In cases with any breathing difficulties try keep them as calm as possible and avoid any unnecessary stress. Laboured breathing or breathing more than usual should not be ignored particularly in patients with any heart or lung issues. This includes trying to refrain from panicking while you are on your way to us. Your pet will pick up on this so it is vital to remain calm for their benefit.
If your pet has a severe (external) bleed or a bleed that does not stop within 5 minutes you should:
- Apply direct pressure to the area using a clean cloth or gauze
- If the blood seeps through the first compress layer apply a clean layer behind the first one
- Do not move the first layer as this will disrupt any blood clots that have formed, you should check the wound every 3 minutes not every few seconds
- Apply pressure above and below the wound. This will help control the bleeding from the arteries and veins
- For injuries to the extremities use these measures along with gently elevating the leg until the wound is above your pet’s heart. This will cause gravity to reduce the blood pressure near the wound. This works best with large dogs with long legs
This can be much harder to detect as it is a bleed that is happening within the body. Signs that you should look out for include:
- Your pet’s gums will be very pale
- Weak and rapid pulse
- Your pet may be very subdued or collapsed
- Their extremities will be cold to touch
Ensure you keep your pet as warm and comfortable as possible while on traveling to seek medical assistance.
Road Traffic Accidents, Dog Fights/Attacks and Other Trauma:
If your pet is a casualty of any of these traumatic events, they are usually in a shock from what just occurred. The signs of shock include:
- Weak but rapid pulse
- Pale gum colour
- Low temperature
- Shallow breathing
- Dazed eyes
While on your way to seek medical help, we would recommend you keep your pet stabilised to prevent any further injuries. For smaller pets you can place them in a box with blankets. Ensure they are kept warm, quiet and calm. Control any bleeding with the measures explained previously and follow the advice of the vet.
Seizures can have a multiple of causes which range from neurological to toxins. It is important to time your pet’s seizures. If your pet has a succession of seizures one after another or has a seizure that lasts more than 5 minutes or does not stop at all you should seek veterinary advice immediately.
What To Do If Your Pet Has A Seizure:
- Do not try restrain your pet but ensure the environment around them is safe. Move any furniture that may cause them injury
- Time the seizure (they usually last between 2-3 minutes)
- Turn all lights off and keep the room as dark as possible
- Turn all radios, Televisions etc off and keep as quiet as possible
- Do not move or stimulate your pet
- Once the seizure stops keep calm, quiet and warm
- Follow the advice of the vet

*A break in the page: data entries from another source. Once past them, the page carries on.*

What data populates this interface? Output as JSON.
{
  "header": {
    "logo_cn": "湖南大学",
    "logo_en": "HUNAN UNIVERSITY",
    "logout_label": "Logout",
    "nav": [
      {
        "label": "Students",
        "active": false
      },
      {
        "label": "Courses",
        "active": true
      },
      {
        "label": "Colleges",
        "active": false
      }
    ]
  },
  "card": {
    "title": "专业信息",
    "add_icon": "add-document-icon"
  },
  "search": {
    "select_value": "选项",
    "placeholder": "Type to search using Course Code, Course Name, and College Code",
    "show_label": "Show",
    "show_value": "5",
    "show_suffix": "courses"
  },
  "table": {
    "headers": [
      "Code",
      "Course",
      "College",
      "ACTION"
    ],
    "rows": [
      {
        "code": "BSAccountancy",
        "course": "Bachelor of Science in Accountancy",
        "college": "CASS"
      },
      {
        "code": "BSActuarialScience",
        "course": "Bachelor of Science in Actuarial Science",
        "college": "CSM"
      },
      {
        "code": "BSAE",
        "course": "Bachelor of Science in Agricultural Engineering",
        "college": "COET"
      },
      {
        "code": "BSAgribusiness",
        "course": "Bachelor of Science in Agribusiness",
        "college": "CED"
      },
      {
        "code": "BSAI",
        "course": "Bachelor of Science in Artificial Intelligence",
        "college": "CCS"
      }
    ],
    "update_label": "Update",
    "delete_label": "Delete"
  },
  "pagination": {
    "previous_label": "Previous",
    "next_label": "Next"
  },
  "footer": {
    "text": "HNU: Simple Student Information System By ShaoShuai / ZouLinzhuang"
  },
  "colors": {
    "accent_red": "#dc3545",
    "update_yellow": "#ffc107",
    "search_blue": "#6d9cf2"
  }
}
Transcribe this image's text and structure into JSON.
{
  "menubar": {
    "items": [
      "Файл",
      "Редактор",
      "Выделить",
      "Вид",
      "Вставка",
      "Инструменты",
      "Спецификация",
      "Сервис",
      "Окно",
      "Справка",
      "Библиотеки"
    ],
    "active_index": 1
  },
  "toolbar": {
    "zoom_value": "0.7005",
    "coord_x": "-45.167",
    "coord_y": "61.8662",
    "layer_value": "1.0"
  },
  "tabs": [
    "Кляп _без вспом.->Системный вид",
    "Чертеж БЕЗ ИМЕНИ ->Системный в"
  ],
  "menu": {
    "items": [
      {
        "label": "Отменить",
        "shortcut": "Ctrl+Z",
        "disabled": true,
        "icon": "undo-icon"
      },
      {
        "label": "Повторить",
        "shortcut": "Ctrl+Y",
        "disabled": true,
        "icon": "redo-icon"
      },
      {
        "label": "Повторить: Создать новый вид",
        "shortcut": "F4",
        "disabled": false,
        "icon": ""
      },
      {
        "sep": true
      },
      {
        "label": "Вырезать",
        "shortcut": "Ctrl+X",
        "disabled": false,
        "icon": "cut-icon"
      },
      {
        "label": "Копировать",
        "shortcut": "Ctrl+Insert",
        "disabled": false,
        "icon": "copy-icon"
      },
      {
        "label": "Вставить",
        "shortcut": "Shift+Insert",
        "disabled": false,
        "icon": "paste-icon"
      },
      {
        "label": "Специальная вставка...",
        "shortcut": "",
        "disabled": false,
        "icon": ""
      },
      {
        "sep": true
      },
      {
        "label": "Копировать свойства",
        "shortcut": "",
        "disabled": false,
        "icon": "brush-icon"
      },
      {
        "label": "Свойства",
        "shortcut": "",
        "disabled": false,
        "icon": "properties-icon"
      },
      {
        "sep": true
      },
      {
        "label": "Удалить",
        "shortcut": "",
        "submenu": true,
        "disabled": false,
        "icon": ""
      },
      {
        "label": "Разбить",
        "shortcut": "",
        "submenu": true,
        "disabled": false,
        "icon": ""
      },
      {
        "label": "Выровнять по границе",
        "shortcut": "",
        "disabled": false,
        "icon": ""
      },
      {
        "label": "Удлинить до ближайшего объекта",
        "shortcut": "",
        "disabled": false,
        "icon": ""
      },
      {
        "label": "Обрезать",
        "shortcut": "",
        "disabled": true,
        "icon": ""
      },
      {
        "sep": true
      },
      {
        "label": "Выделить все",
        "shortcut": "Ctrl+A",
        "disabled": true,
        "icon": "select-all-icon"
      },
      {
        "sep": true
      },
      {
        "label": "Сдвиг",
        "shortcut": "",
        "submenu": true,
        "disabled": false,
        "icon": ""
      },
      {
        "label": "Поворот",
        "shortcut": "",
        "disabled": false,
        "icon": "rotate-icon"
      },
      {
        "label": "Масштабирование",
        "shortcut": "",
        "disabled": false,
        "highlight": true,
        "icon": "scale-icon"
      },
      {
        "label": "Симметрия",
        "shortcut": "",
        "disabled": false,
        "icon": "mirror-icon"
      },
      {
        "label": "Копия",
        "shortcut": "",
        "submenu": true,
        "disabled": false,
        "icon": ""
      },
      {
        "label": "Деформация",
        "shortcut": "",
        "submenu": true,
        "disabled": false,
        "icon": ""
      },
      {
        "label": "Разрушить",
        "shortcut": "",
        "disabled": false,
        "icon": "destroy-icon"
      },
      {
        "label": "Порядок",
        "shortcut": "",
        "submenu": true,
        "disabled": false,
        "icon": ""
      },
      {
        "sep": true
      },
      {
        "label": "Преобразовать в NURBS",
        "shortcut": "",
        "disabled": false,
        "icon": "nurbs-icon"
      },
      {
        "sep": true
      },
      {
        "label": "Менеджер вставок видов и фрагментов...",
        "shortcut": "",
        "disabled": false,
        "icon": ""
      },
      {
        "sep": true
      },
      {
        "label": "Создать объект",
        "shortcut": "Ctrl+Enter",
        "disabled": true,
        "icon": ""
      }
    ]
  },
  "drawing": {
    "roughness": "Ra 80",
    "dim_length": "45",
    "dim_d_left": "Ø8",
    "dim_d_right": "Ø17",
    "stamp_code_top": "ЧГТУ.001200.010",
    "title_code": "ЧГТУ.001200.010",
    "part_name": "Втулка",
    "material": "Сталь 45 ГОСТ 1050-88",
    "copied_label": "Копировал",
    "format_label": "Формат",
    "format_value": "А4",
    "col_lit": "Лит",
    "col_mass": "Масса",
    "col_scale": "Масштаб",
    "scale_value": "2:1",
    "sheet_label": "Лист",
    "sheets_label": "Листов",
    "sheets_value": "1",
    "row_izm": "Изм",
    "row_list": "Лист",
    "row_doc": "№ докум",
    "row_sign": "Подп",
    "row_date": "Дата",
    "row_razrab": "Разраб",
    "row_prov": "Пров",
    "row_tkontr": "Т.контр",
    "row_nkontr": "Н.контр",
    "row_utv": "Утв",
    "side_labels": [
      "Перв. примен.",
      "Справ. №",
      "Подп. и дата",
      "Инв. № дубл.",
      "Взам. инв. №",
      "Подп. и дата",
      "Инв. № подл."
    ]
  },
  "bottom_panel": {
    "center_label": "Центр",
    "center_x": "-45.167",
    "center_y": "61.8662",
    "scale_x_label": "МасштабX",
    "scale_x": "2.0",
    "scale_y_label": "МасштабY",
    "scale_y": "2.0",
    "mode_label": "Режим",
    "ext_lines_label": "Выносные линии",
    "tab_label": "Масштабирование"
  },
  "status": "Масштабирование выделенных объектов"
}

Other emergencies That Require Immediate Veterinary Attention Include:
- Difficulty giving birth- More than a few hours between kittens/puppies
- Bloat/Distended abdomen- Gastric dilatation and volvulus-GDV is a condition in large breed dogs where the stomach fills with gas and twists applying pressure on the diaphragm. It requires immediate veterinary assistance and can be fatal if left untreated
- Injuries to your pet’s eye
- Ingestion of toxins- If possible, have the name of the toxin your pet ingested along with how much and how long ago it was eaten
- Inability to pass stool- This can often be sign of a foreign body blockage somewhere in the gastrointestinal tract usually caused by your pet eating something they should not have. This along with vomiting or inability to keep down water usually indicates there may be a foreign body present
If you are concerned about your pet and require immediate medical assistance contact the clinic immediately on 01 8348411 and we will assist you.